By Luis Chabaneix
Article 7 of the Passive Extradition Law (LEP) regulates the minimum requirements that the extradition request must meet.
The request for extradition shall be formulated through diplomatic channels, or directly in writing from the Ministry of Justice of the requesting party to the Spanish Ministry of Justice, and must be accompanied by:
The conviction or indictment and imprisonment or similar decision according to the legislation of the requesting country with a summary of the facts and the place and date on which they were carried out.
As much information as is known about the identity, nationality and residence of the requested person and, if possible, his or her photograph and fingerprints.
A copy of the legal texts with a summary of the applicable penalty.
The aforementioned documents, originals or certified true copies, shall be accompanied by an official translation into Spanish“.
The request for extradition sent through diplomatic channels (formalised in the note verbale) is the model that the law provides for initiating the extradition file.
However, it is more common that, without prejudice to the fact that the request is finally sent, extradition begins when the requested person is arrested by virtue of an international arrest warrant.
The note verbale must be accompanied by the following documentation:
Sentence of conviction, indictment and imprisonment or analogous resolution: This is what is known in doctrine as the title of the extradition, that is to say, that documentation that justifies why the request is made.
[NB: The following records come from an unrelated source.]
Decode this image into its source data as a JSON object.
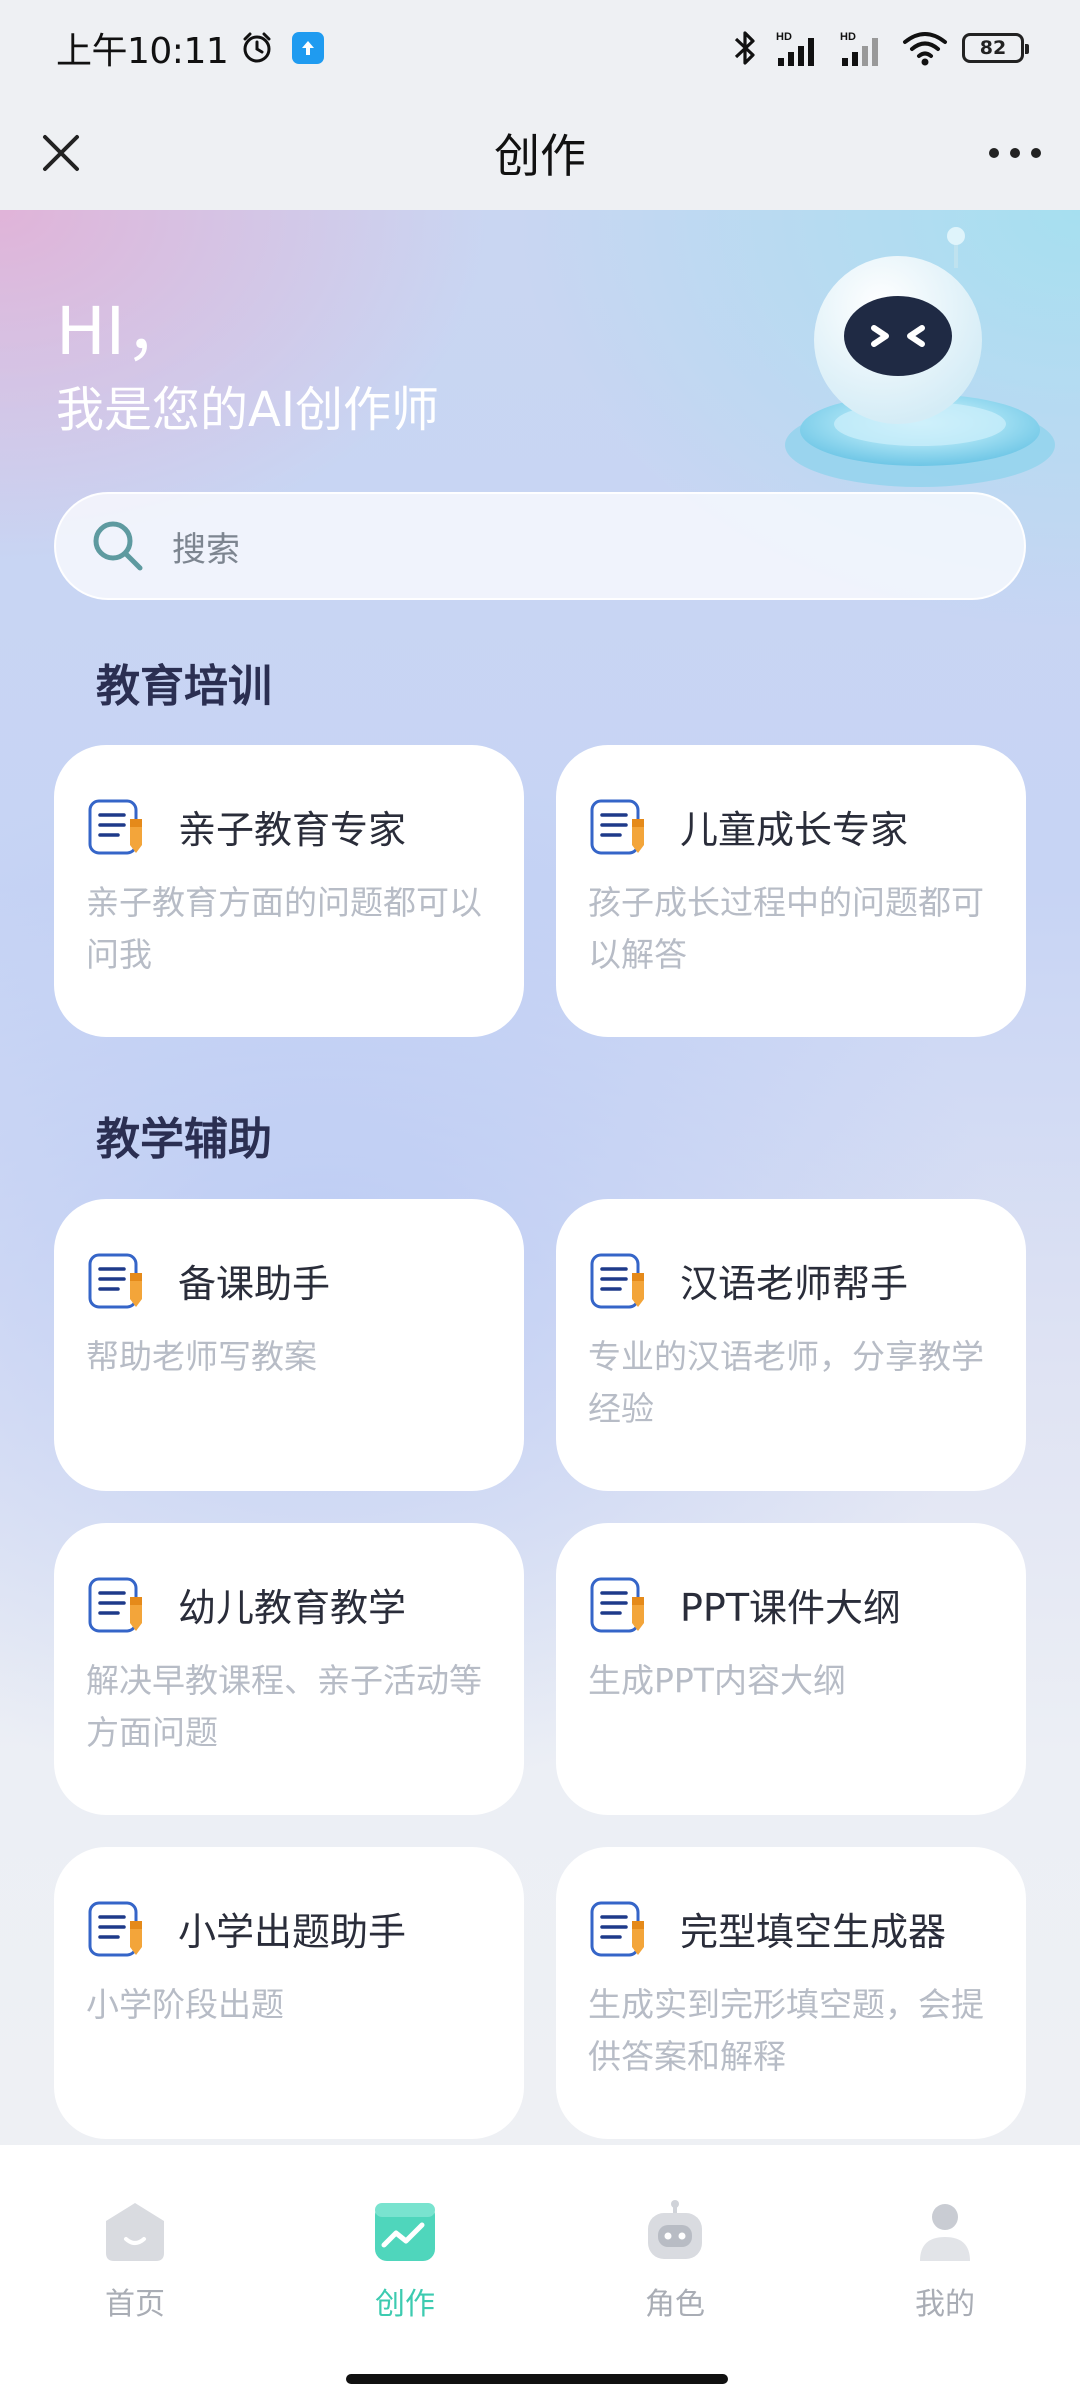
{
  "status_bar": {
    "time": "上午10:11",
    "battery": "82",
    "network": "HD"
  },
  "nav": {
    "title": "创作",
    "close_icon": "close-icon",
    "more_icon": "more-icon"
  },
  "greeting": {
    "hi": "HI，",
    "subtitle": "我是您的AI创作师"
  },
  "search": {
    "placeholder": "搜索"
  },
  "sections": [
    {
      "title": "教育培训",
      "cards": [
        {
          "title": "亲子教育专家",
          "desc": "亲子教育方面的问题都可以问我"
        },
        {
          "title": "儿童成长专家",
          "desc": "孩子成长过程中的问题都可以解答"
        }
      ]
    },
    {
      "title": "教学辅助",
      "cards": [
        {
          "title": "备课助手",
          "desc": "帮助老师写教案"
        },
        {
          "title": "汉语老师帮手",
          "desc": "专业的汉语老师，分享教学经验"
        },
        {
          "title": "幼儿教育教学",
          "desc": "解决早教课程、亲子活动等方面问题"
        },
        {
          "title": "PPT课件大纲",
          "desc": "生成PPT内容大纲"
        },
        {
          "title": "小学出题助手",
          "desc": "小学阶段出题"
        },
        {
          "title": "完型填空生成器",
          "desc": "生成实到完形填空题，会提供答案和解释"
        }
      ]
    }
  ],
  "tabs": [
    {
      "label": "首页",
      "icon": "home-icon"
    },
    {
      "label": "创作",
      "icon": "create-icon",
      "active": true
    },
    {
      "label": "角色",
      "icon": "robot-icon"
    },
    {
      "label": "我的",
      "icon": "profile-icon"
    }
  ],
  "colors": {
    "accent": "#3dcbb0",
    "section_title": "#2b2f52",
    "card_desc": "#b7bcc6"
  }
}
The key lies in the clause “analogous resolution“. Spanish extradition legislation assumes that the procedural instruments of States are necessarily diverse and, therefore, equivalence is established precisely on the existence of a “summary expression of the facts and the place and date on which they were carried out”. The Extradition Court (Audiencia Nacional) must have the capacity to examine the main circumstances of the facts attributed to the subject and the legal consequences arising therefrom as an essential minimum. Otherwise, the request would not be sufficiently justified and extradition must be refused. We examined this aspect of the basic specification of the facts when we dealt with the PRINCIPLE OF DUAL CRIMINALITY. In addition, this decision on the basis of which extradition is granted must be valid in terms of the organ issuing it being competent to do so. The authority issuing this decision does not necessarily have to be judicial. As mentioned above, each national judicial system is different. For example, in countries such as the United States, it is the Public Prosecutor’s Office which assumes the functions which in Spain are traditionally entrusted to the examining magistrate, and the Audiencia Nacional does not question this attribution.
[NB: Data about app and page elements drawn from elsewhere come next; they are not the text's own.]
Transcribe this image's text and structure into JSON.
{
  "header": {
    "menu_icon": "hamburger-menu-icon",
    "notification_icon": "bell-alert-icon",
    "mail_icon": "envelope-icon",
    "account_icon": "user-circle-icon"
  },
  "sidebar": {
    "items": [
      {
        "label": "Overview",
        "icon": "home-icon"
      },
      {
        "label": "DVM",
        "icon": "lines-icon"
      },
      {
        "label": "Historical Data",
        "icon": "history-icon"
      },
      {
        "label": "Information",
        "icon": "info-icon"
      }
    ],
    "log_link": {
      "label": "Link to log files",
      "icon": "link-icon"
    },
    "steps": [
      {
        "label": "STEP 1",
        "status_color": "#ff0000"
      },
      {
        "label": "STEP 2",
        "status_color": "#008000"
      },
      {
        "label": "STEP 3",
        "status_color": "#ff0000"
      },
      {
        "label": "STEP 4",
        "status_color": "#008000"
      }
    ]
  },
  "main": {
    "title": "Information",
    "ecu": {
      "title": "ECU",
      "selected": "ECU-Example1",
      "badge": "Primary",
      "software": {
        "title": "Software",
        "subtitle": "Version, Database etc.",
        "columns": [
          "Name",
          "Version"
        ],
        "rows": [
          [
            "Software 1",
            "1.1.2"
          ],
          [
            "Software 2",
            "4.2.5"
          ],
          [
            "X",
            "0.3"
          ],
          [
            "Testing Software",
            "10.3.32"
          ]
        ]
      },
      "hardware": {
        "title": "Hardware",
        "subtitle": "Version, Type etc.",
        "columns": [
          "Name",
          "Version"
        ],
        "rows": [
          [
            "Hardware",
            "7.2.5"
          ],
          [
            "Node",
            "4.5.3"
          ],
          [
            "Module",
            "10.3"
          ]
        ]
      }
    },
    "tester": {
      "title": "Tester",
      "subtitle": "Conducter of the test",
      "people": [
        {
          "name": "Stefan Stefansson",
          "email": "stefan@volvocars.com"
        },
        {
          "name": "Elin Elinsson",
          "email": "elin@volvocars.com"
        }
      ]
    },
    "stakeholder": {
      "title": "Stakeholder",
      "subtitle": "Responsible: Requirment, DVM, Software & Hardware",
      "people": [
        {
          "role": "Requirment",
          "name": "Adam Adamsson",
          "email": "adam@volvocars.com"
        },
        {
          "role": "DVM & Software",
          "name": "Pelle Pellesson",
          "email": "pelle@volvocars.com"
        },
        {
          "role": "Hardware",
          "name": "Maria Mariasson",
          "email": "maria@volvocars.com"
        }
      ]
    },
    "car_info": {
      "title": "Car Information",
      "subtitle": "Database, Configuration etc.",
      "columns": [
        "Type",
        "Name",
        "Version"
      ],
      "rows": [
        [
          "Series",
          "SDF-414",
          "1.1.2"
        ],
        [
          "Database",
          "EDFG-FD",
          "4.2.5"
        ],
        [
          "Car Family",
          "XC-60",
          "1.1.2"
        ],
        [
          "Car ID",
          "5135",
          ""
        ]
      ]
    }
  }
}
Identification data: They do not have to correspond exactly to those listed in the precept. For example, it is possible that there are no fingerprints or even a photograph of the person being extradited as long as their identity is sufficiently accredited.
What is essential is that the person against whom the extradition proceedings are directed is indeed the person who is alleged to have committed a criminal offence in the requesting country.
Copy of the legal texts with summary expression of the applicable penalty: This requirement is closely linked to that of the conviction, indictment and imprisonment or similar decision. The requesting State must provide the normative reason for the criminal case against the extradited person, i.e. how it punishes his or her conduct (the criminal articles that regulate the offences allegedly committed by the extradited person). Further elements such as the statute of limitations must also be taken into account. If the criminal offence is time-barred, extradition will be refused, as the act could no longer be prosecuted. Finally, as far as translations are concerned, their deficiencies or errors are not grounds for refusing extradition unless they are of such a magnitude as to render the defendant defenceless. It is not viable to exercise the right of defence that all extradition subjects have if the documentation that would serve as a basis for their surrender is not understandable by the parties to the proceedings or by the Extradition Court itself.